There are two main differences between Horton's system and Pettine's, though both rely on aggressive and complex zone blitzing schemes. Pettine/O'Neil will rely on their corners to play man-press coverage a little more often than Horton did, and Pettine/O'Neil do not seem to blitz as frequently. The numbers prove that, too. ESPN Stats & Information reports that in 2013 the Browns blitzed 35 percent of the time, 10th in the league. Through three games this season, they blitz 30.9 percent of the time and rank 15th in the league.
One constant over the past two seasons: The defense has struggled to finish games well. A year ago, Horton's constant lament was the team's inability to finish. This season, the Browns gave up winning drives to Pittsburgh and Baltimore.
The Browns haven't stopped the run. The Titans average 119.5 yards per game. Can Tennessee be effective depending on the run, or is that not Whisenhunt's style?
Paul Kuharsky: It needs to be their style. They are averaging 5.0 yards a carry. I know that probably goes down with more carries, but they need to take pressure off the quarterback and off the defense. Time of possession has been a giant issue in two of their losses. And while the distribution of work to the running back committee was good in the opening day win at Kansas City, it has not been since.
Shonn Greene has done nothing wrong. But beyond tight end Delanie Walker, rookie running back Bishop Sankey has been the biggest spark skill player they have. Sure, his second-half work has come in games that were no longer in doubt. But why not see if he can do it while the Titans are still in it? I think they need to get to him earlier and more often.
Sankey had fumble issues in the preseason and Whisenhunt may not be over them. But he hasn't fumbled in a regular-season game, and if they aren't holding interceptions against Locker, they shouldn't hold preseason fumbles against Sankey at this point.
Ben Tate was the big signing for the Cleveland run game, but he's got an injury history and has been hurt again. How have the Browns managed in the run game with so little of him?
Pat McManamon: First of all, expect Tate to return to the starting lineup Sunday. Barring a setback, he should be over the knee injury that sidelined him for two games.
As for the team, they managed by addressing a position of need aggressively in the offseason. A year ago the Browns had nothing in the backfield after the trade of Trent Richardson, and it showed. The team did not have a back with a 100-yard game, and had four rushing touchdowns all season. Twice a receiver led the team in rushing, once a safety did it on a fake punt.

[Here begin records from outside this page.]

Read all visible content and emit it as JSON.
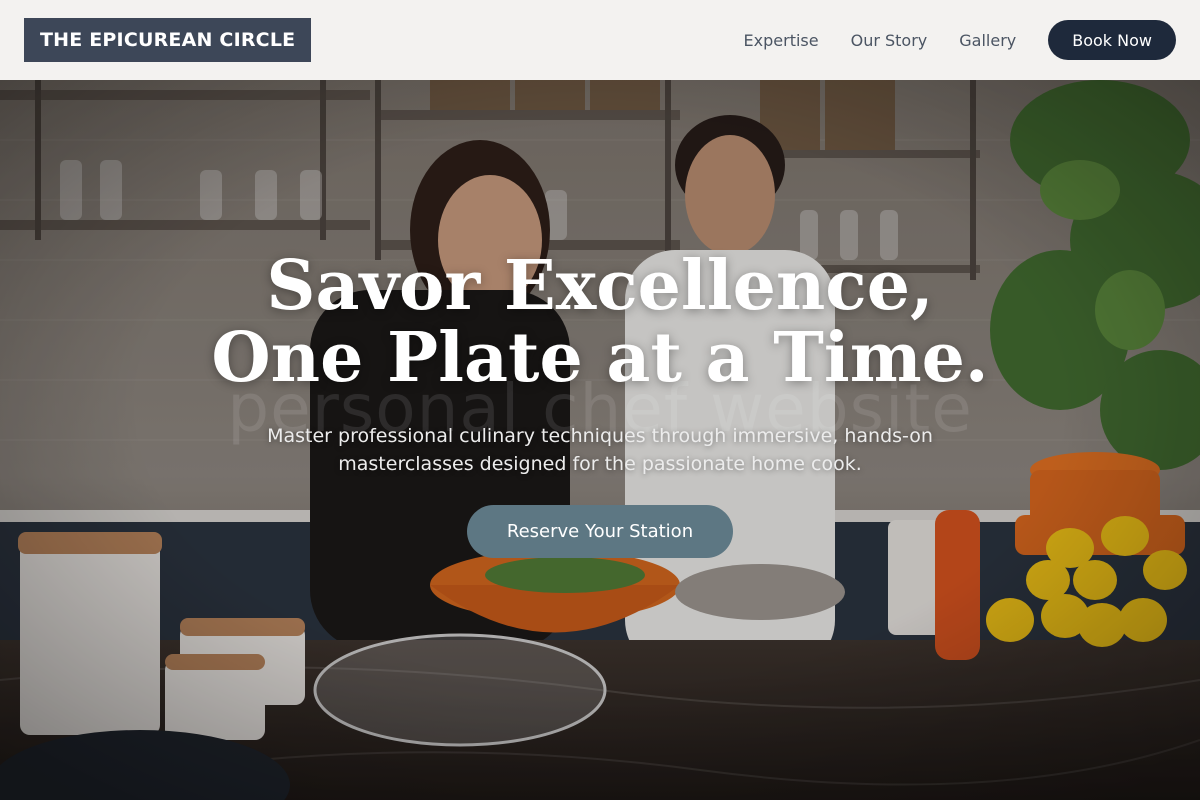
{
  "header": {
    "logo_text": "THE EPICUREAN CIRCLE",
    "nav": [
      {
        "label": "Expertise"
      },
      {
        "label": "Our Story"
      },
      {
        "label": "Gallery"
      }
    ],
    "book_label": "Book Now"
  },
  "hero": {
    "title_line1": "Savor Excellence,",
    "title_line2": "One Plate at a Time.",
    "watermark": "personal chef website",
    "subtitle_line1": "Master professional culinary techniques through immersive, hands-on",
    "subtitle_line2": "masterclasses designed for the passionate home cook.",
    "cta_label": "Reserve Your Station",
    "background_description_icon": "kitchen-photo"
  },
  "colors": {
    "logo_bg": "#3d4758",
    "book_btn_bg": "#1e293b",
    "cta_bg": "#5d7783",
    "header_bg": "#f3f2f0"
  }
}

In the offseason, the Browns not only added Tate, they drafted Terrance West and signed Isaiah Crowell. All have contributed. The other significant move: going from a power running scheme to a zone-read system advocated by Kyle Shanahan. The zone-read fits the strength of the Browns' offensive line, which is its ability to move. Combined, all have served to minimize the loss of the team's starting running back for two games. The Browns are 10th in the league in rushing with 132.7 yards per game.

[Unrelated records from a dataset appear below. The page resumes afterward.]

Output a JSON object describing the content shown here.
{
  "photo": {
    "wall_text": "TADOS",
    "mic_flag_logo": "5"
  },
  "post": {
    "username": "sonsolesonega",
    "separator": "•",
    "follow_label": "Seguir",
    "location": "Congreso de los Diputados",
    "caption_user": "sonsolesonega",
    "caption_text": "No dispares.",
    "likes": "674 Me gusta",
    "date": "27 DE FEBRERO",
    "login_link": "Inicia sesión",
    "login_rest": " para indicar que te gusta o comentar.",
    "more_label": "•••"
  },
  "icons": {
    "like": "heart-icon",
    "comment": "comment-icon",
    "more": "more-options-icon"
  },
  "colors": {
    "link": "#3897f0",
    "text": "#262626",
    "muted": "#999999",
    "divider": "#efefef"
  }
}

The Browns have scored 21 points in the first three games for the first time since 1969. Pretty amazing stat there. The Titans have given up 41, 33 and 26 points the past three games. What happens when those two forces collide?
Paul Kuharsky: Great question. They've got to be in a one-score game or have a lead to give their defense a chance. The pass pressure is insufficient, first-year starting cornerback Blidi Wreh-Wilson has struggled (and could be out with a concussion) and the linebacking corps doesn't have playmakers or big hitters.
If the Browns can start well, the crowd will quickly turn and any home-field advantage will fizzle. And I think the Titans will slump if they face another significant deficit. There is no indication they are equipped or built to come back. The Titans haven't scored in the first quarter in four games, and they've only crossed midfield once.